■ **The problem**: Across the entries that follow, tally every line holding the word "rest" and reply with the count alone.

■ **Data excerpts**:

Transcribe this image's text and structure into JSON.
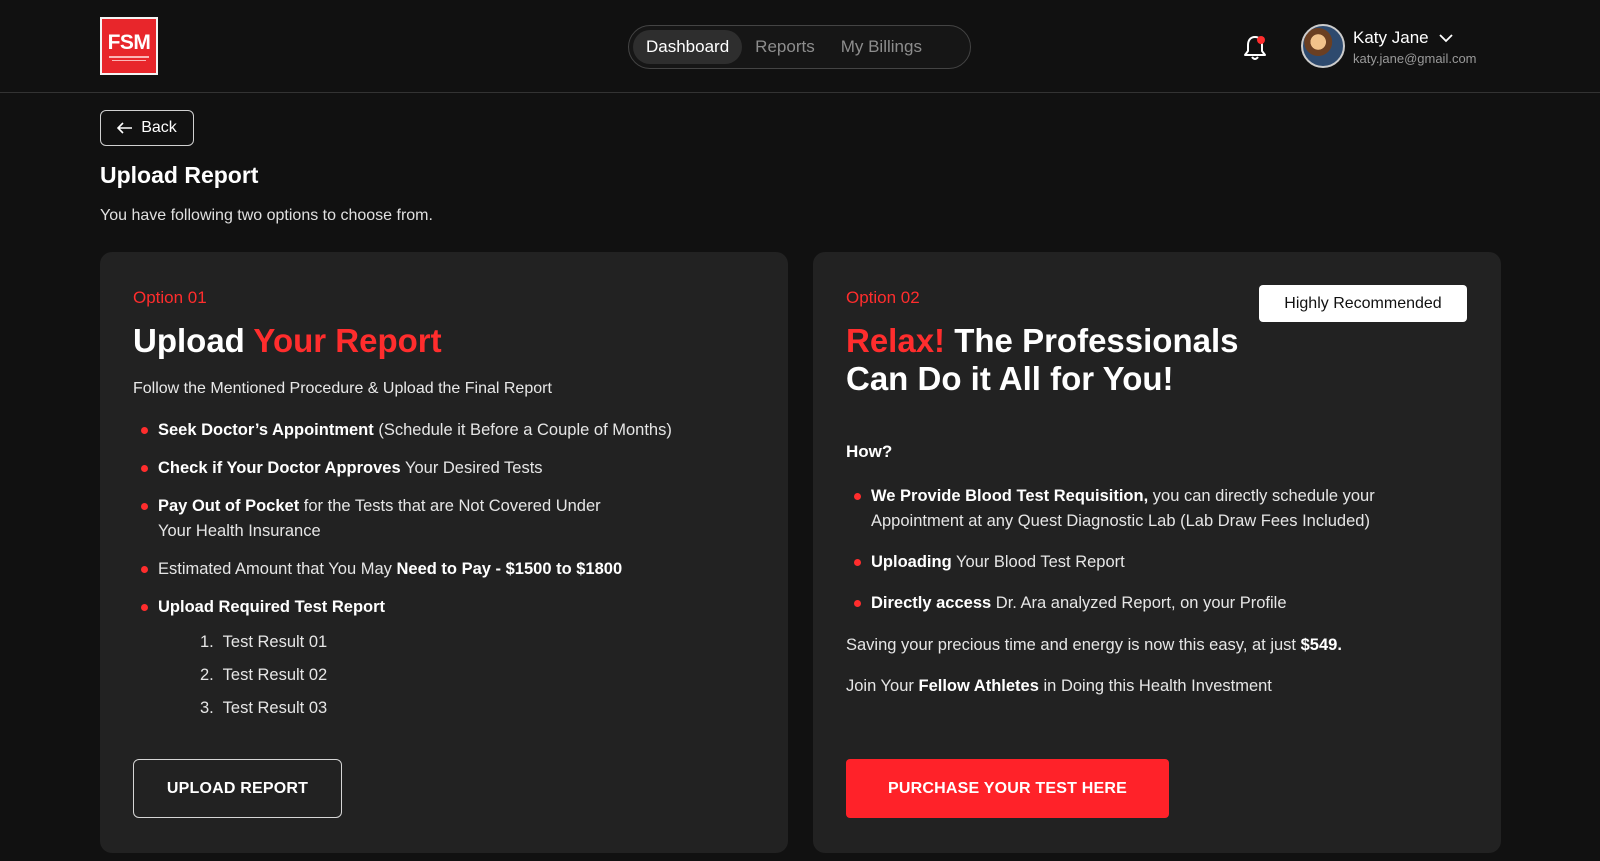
{
  "logo": {
    "text": "FSM"
  },
  "nav": {
    "tabs": [
      "Dashboard",
      "Reports",
      "My Billings"
    ],
    "active": 0
  },
  "user": {
    "name": "Katy Jane",
    "email": "katy.jane@gmail.com"
  },
  "back_label": "Back",
  "page": {
    "title": "Upload Report",
    "subtitle": "You have following two options to choose from."
  },
  "option1": {
    "label": "Option 01",
    "heading_white": "Upload",
    "heading_red": "Your Report",
    "description": "Follow the Mentioned Procedure & Upload the Final Report",
    "bullets": [
      {
        "bold": "Seek Doctor’s Appointment",
        "rest": "(Schedule it Before a Couple of Months)"
      },
      {
        "bold": "Check if Your Doctor Approves",
        "rest": "Your Desired Tests"
      },
      {
        "bold": "Pay Out of Pocket",
        "rest": "for the Tests that are Not Covered Under Your Health Insurance"
      },
      {
        "pre": "Estimated Amount that You May",
        "bold": "Need to Pay - $1500 to $1800"
      },
      {
        "bold": "Upload Required Test Report"
      }
    ],
    "test_results": [
      "Test Result 01",
      "Test Result 02",
      "Test Result 03"
    ],
    "button": "UPLOAD REPORT"
  },
  "option2": {
    "label": "Option 02",
    "badge": "Highly Recommended",
    "heading_red": "Relax!",
    "heading_white_1": "The Professionals",
    "heading_white_2": "Can Do it All for You!",
    "how": "How?",
    "bullets": [
      {
        "bold": "We Provide Blood Test Requisition,",
        "rest": "you can directly schedule your Appointment at any Quest Diagnostic Lab (Lab Draw Fees Included)"
      },
      {
        "bold": "Uploading",
        "rest": "Your Blood Test Report"
      },
      {
        "bold": "Directly access",
        "rest": "Dr. Ara analyzed Report, on your Profile"
      }
    ],
    "saving_text": "Saving your precious time and energy is now this easy, at just",
    "price": "$549.",
    "join_pre": "Join Your",
    "join_bold": "Fellow Athletes",
    "join_post": "in Doing this Health Investment",
    "button": "PURCHASE YOUR TEST HERE"
  },
  "colors": {
    "accent": "#ff2d2d",
    "background": "#111111",
    "card": "#222222"
  }
}
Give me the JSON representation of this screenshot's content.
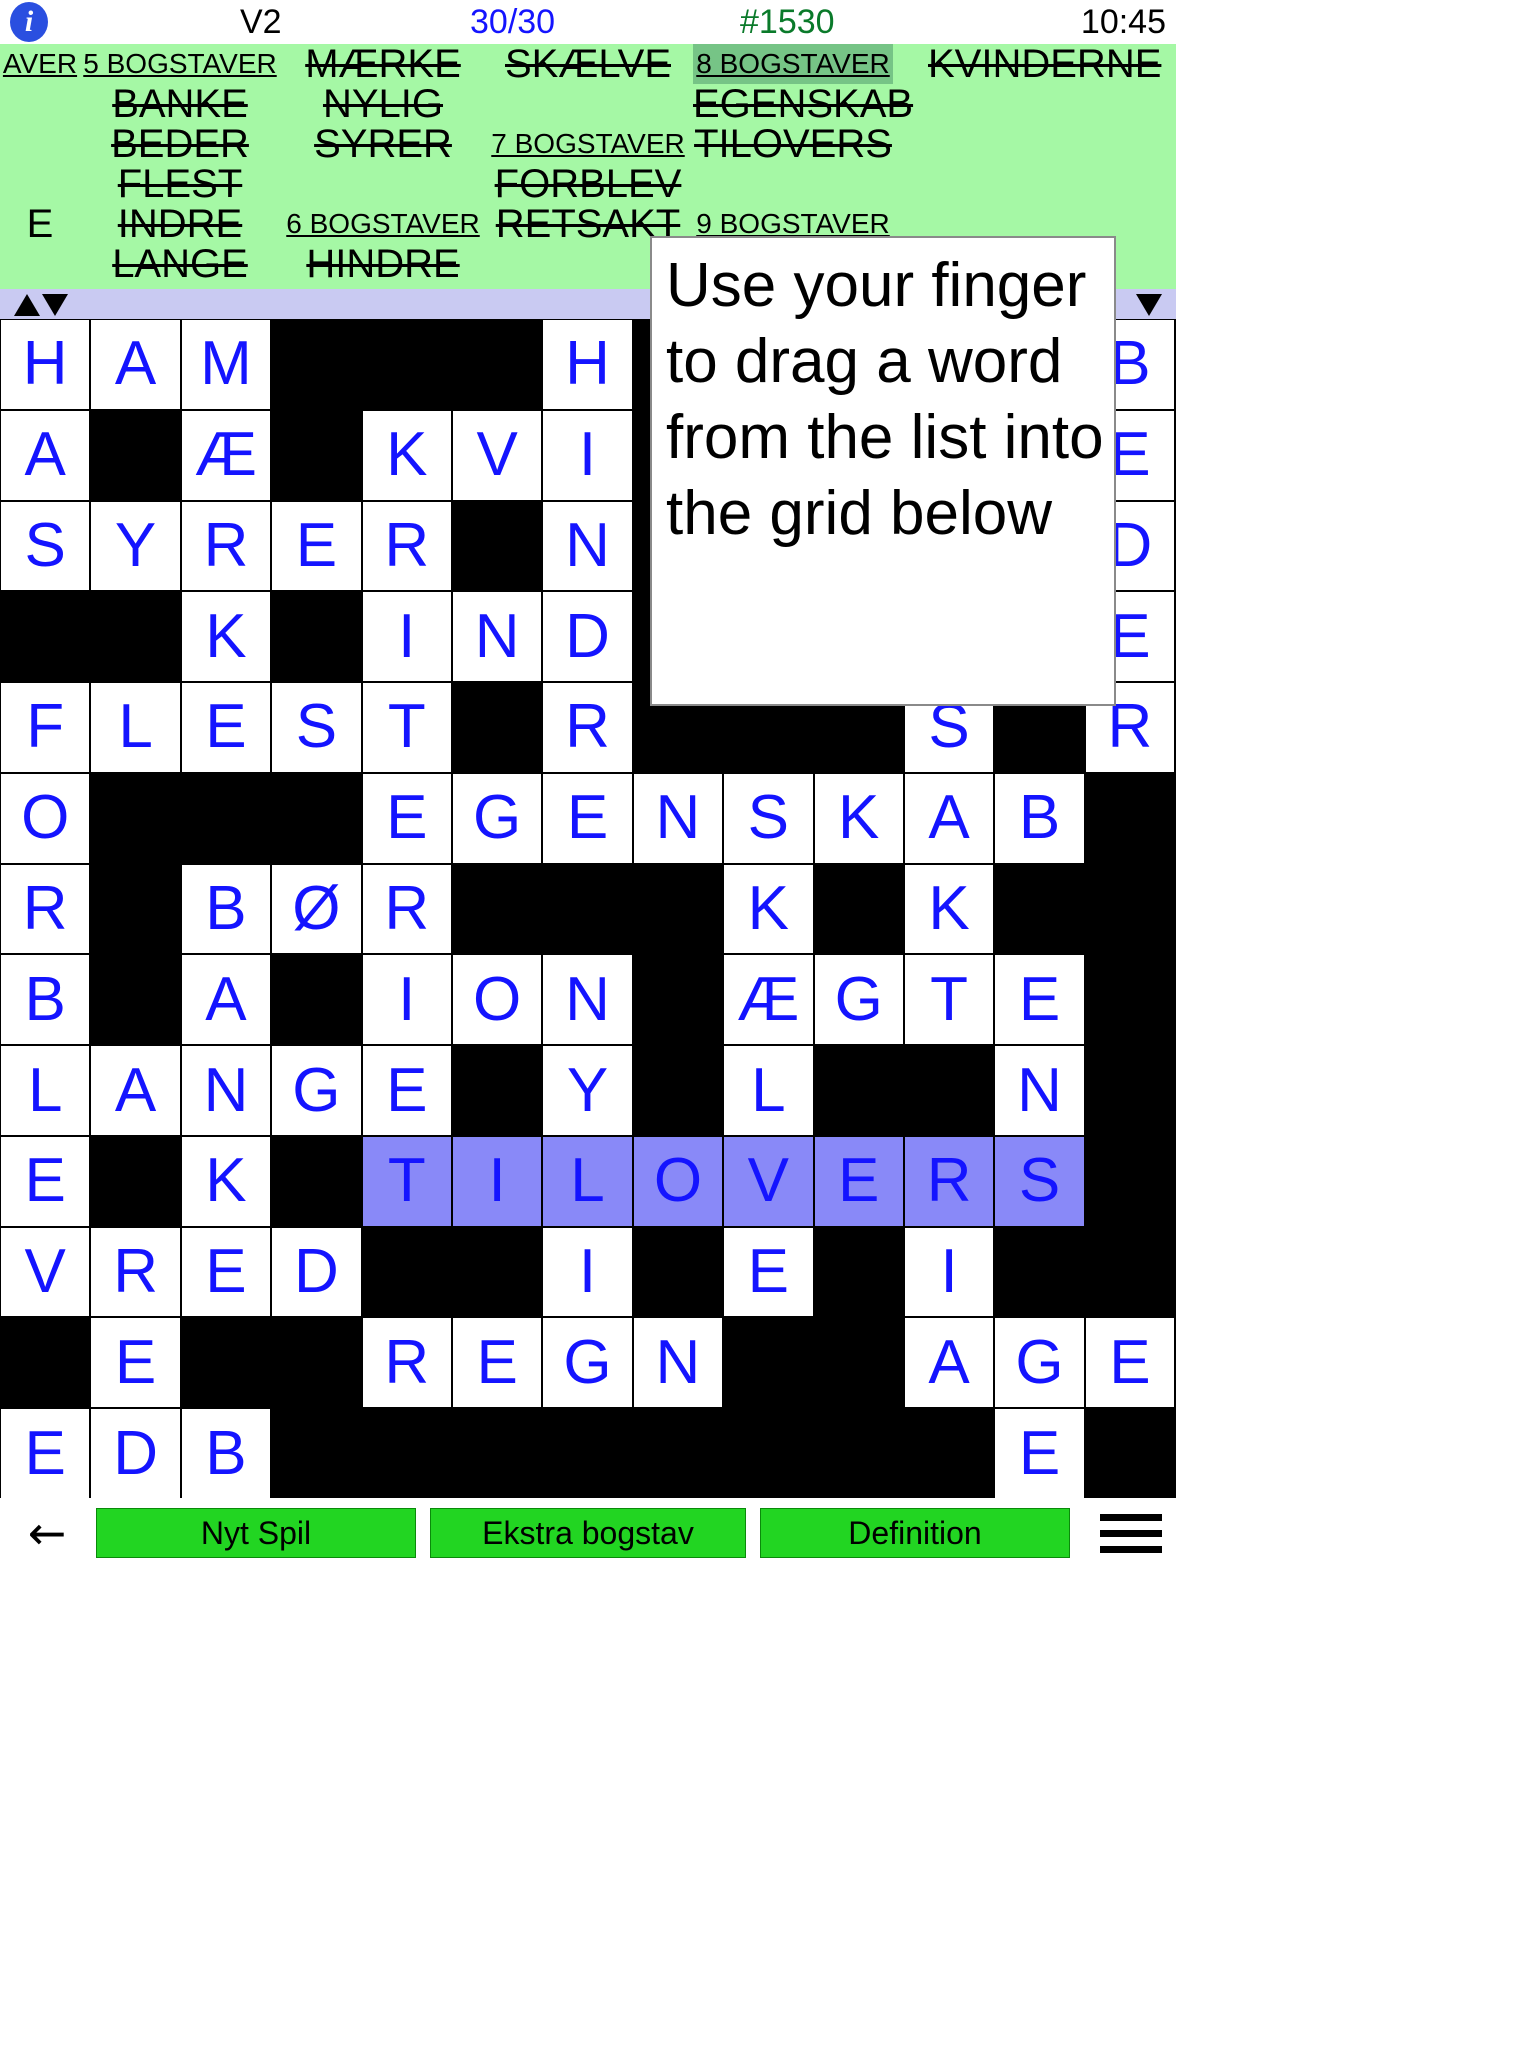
{
  "statusbar": {
    "info_icon": "info-icon",
    "version": "V2",
    "progress": "30/30",
    "puzzle_number": "#1530",
    "clock": "10:45",
    "colors": {
      "progress": "#1414ff",
      "puzzle": "#0a7a2a"
    }
  },
  "wordlist": {
    "background": "#a5f8a5",
    "selected_header_background": "#76c486",
    "columns": [
      {
        "entries": [
          {
            "text": "AVER",
            "type": "header",
            "selected": false,
            "struck": false
          },
          {
            "text": "",
            "type": "word",
            "struck": false
          },
          {
            "text": "",
            "type": "word",
            "struck": false
          },
          {
            "text": "",
            "type": "word",
            "struck": false
          },
          {
            "text": "E",
            "type": "word",
            "struck": false
          },
          {
            "text": "",
            "type": "word",
            "struck": false
          }
        ]
      },
      {
        "entries": [
          {
            "text": "5 BOGSTAVER",
            "type": "header",
            "selected": false
          },
          {
            "text": "BANKE",
            "type": "word",
            "struck": true
          },
          {
            "text": "BEDER",
            "type": "word",
            "struck": true
          },
          {
            "text": "FLEST",
            "type": "word",
            "struck": true
          },
          {
            "text": "INDRE",
            "type": "word",
            "struck": true
          },
          {
            "text": "LANGE",
            "type": "word",
            "struck": true
          }
        ]
      },
      {
        "entries": [
          {
            "text": "MÆRKE",
            "type": "word",
            "struck": true
          },
          {
            "text": "NYLIG",
            "type": "word",
            "struck": true
          },
          {
            "text": "SYRER",
            "type": "word",
            "struck": true
          },
          {
            "text": "",
            "type": "word",
            "struck": false
          },
          {
            "text": "6 BOGSTAVER",
            "type": "header",
            "selected": false
          },
          {
            "text": "HINDRE",
            "type": "word",
            "struck": true
          }
        ]
      },
      {
        "entries": [
          {
            "text": "SKÆLVE",
            "type": "word",
            "struck": true
          },
          {
            "text": "",
            "type": "word",
            "struck": false
          },
          {
            "text": "7 BOGSTAVER",
            "type": "header",
            "selected": false
          },
          {
            "text": "FORBLEV",
            "type": "word",
            "struck": true
          },
          {
            "text": "RETSAKT",
            "type": "word",
            "struck": true
          },
          {
            "text": "",
            "type": "word",
            "struck": false
          }
        ]
      },
      {
        "entries": [
          {
            "text": "8 BOGSTAVER",
            "type": "header",
            "selected": true
          },
          {
            "text": "EGENSKAB",
            "type": "word",
            "struck": true
          },
          {
            "text": "TILOVERS",
            "type": "word",
            "struck": true
          },
          {
            "text": "",
            "type": "word",
            "struck": false
          },
          {
            "text": "9 BOGSTAVER",
            "type": "header",
            "selected": false
          },
          {
            "text": "",
            "type": "word",
            "struck": false
          }
        ]
      },
      {
        "entries": [
          {
            "text": "KVINDERNE",
            "type": "word",
            "struck": true
          },
          {
            "text": "",
            "type": "word",
            "struck": false
          },
          {
            "text": "",
            "type": "word",
            "struck": false
          },
          {
            "text": "",
            "type": "word",
            "struck": false
          },
          {
            "text": "",
            "type": "word",
            "struck": false
          },
          {
            "text": "",
            "type": "word",
            "struck": false
          }
        ]
      }
    ]
  },
  "divider": {
    "background": "#c9caf2",
    "scroll_up": "triangle-up",
    "scroll_down": "triangle-down",
    "scroll_down_right": "triangle-down"
  },
  "tooltip": {
    "text": "Use your finger to drag a word from the list into the grid below"
  },
  "grid": {
    "rows": 13,
    "cols": 13,
    "letter_color": "#1414ff",
    "highlight_color": "#8989f8",
    "cells": [
      [
        "H",
        "A",
        "M",
        "#",
        "#",
        "#",
        "H",
        "#",
        "#",
        "#",
        "#",
        "#",
        "B"
      ],
      [
        "A",
        "#",
        "Æ",
        "#",
        "K",
        "V",
        "I",
        "#",
        "#",
        "#",
        "#",
        "#",
        "E"
      ],
      [
        "S",
        "Y",
        "R",
        "E",
        "R",
        "#",
        "N",
        "#",
        "#",
        "#",
        "#",
        "#",
        "D"
      ],
      [
        "#",
        "#",
        "K",
        "#",
        "I",
        "N",
        "D",
        "#",
        "#",
        "#",
        "#",
        "#",
        "E"
      ],
      [
        "F",
        "L",
        "E",
        "S",
        "T",
        "#",
        "R",
        "#",
        "#",
        "#",
        "S",
        "#",
        "R"
      ],
      [
        "O",
        "#",
        "#",
        "#",
        "E",
        "G",
        "E",
        "N",
        "S",
        "K",
        "A",
        "B",
        "#"
      ],
      [
        "R",
        "#",
        "B",
        "Ø",
        "R",
        "#",
        "#",
        "#",
        "K",
        "#",
        "K",
        "#",
        "#"
      ],
      [
        "B",
        "#",
        "A",
        "#",
        "I",
        "O",
        "N",
        "#",
        "Æ",
        "G",
        "T",
        "E",
        "#"
      ],
      [
        "L",
        "A",
        "N",
        "G",
        "E",
        "#",
        "Y",
        "#",
        "L",
        "#",
        "#",
        "N",
        "#"
      ],
      [
        "E",
        "#",
        "K",
        "#",
        "T",
        "I",
        "L",
        "O",
        "V",
        "E",
        "R",
        "S",
        "#"
      ],
      [
        "V",
        "R",
        "E",
        "D",
        "#",
        "#",
        "I",
        "#",
        "E",
        "#",
        "I",
        "#",
        "#"
      ],
      [
        "#",
        "E",
        "#",
        "#",
        "R",
        "E",
        "G",
        "N",
        "#",
        "#",
        "A",
        "G",
        "E"
      ],
      [
        "E",
        "D",
        "B",
        "#",
        "#",
        "#",
        "#",
        "#",
        "#",
        "#",
        "#",
        "E",
        "#"
      ]
    ],
    "highlighted_cells": [
      [
        9,
        4
      ],
      [
        9,
        5
      ],
      [
        9,
        6
      ],
      [
        9,
        7
      ],
      [
        9,
        8
      ],
      [
        9,
        9
      ],
      [
        9,
        10
      ],
      [
        9,
        11
      ]
    ]
  },
  "bottombar": {
    "back_arrow": "arrow-left-icon",
    "buttons": [
      {
        "label": "Nyt Spil",
        "name": "new-game-button"
      },
      {
        "label": "Ekstra bogstav",
        "name": "extra-letter-button"
      },
      {
        "label": "Definition",
        "name": "definition-button"
      }
    ],
    "menu_icon": "hamburger-menu-icon",
    "button_color": "#22d522"
  }
}
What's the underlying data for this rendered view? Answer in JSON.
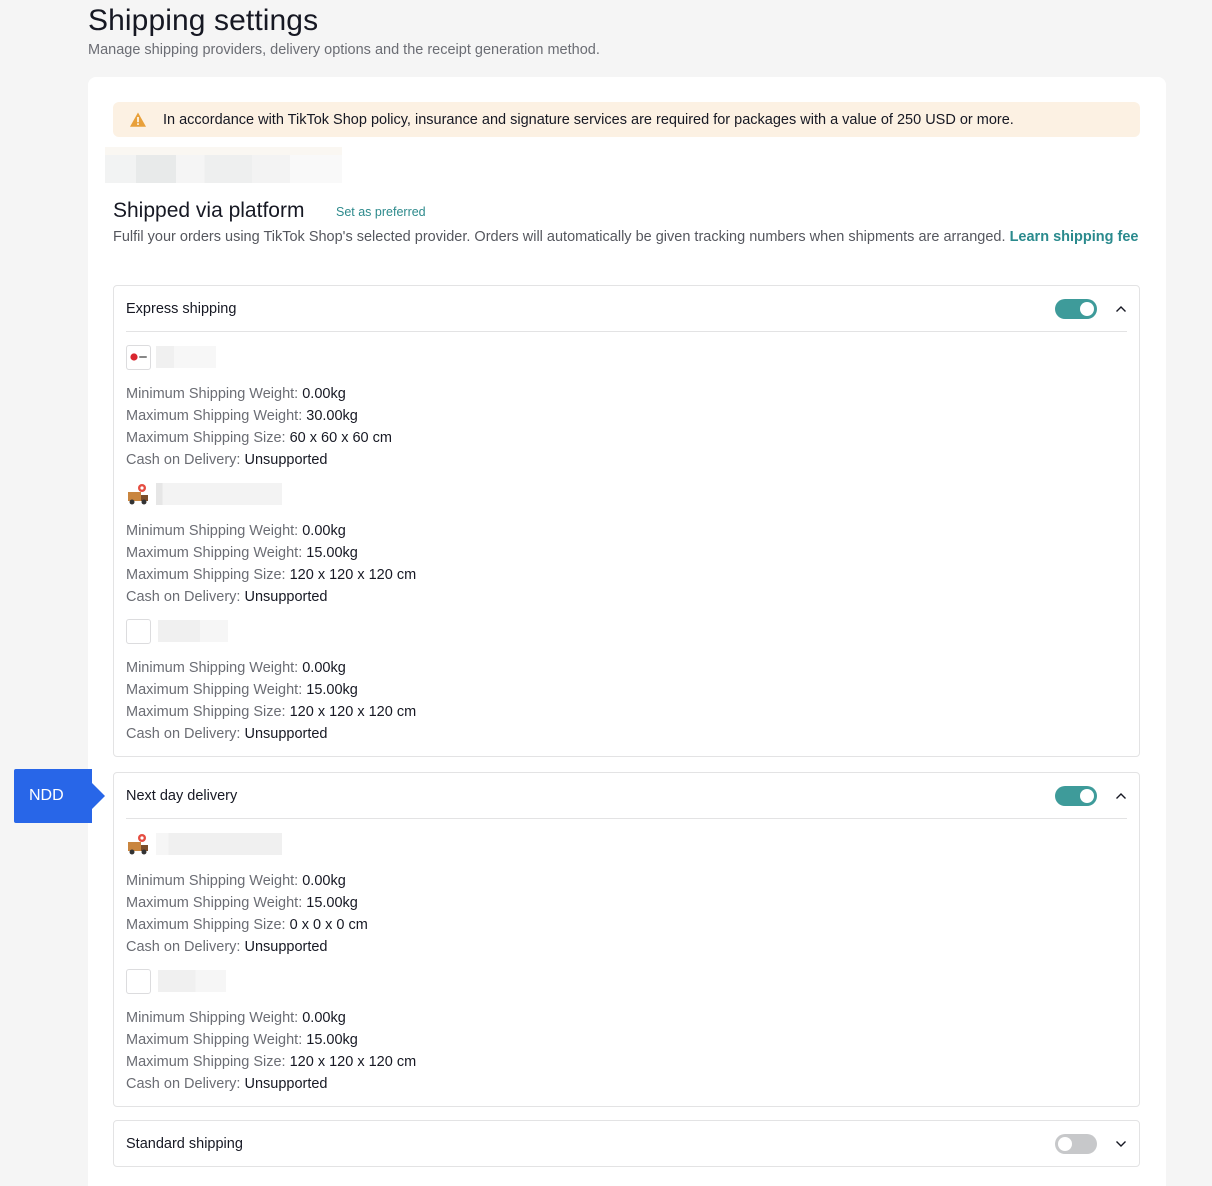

■ **Exercise solution**: 6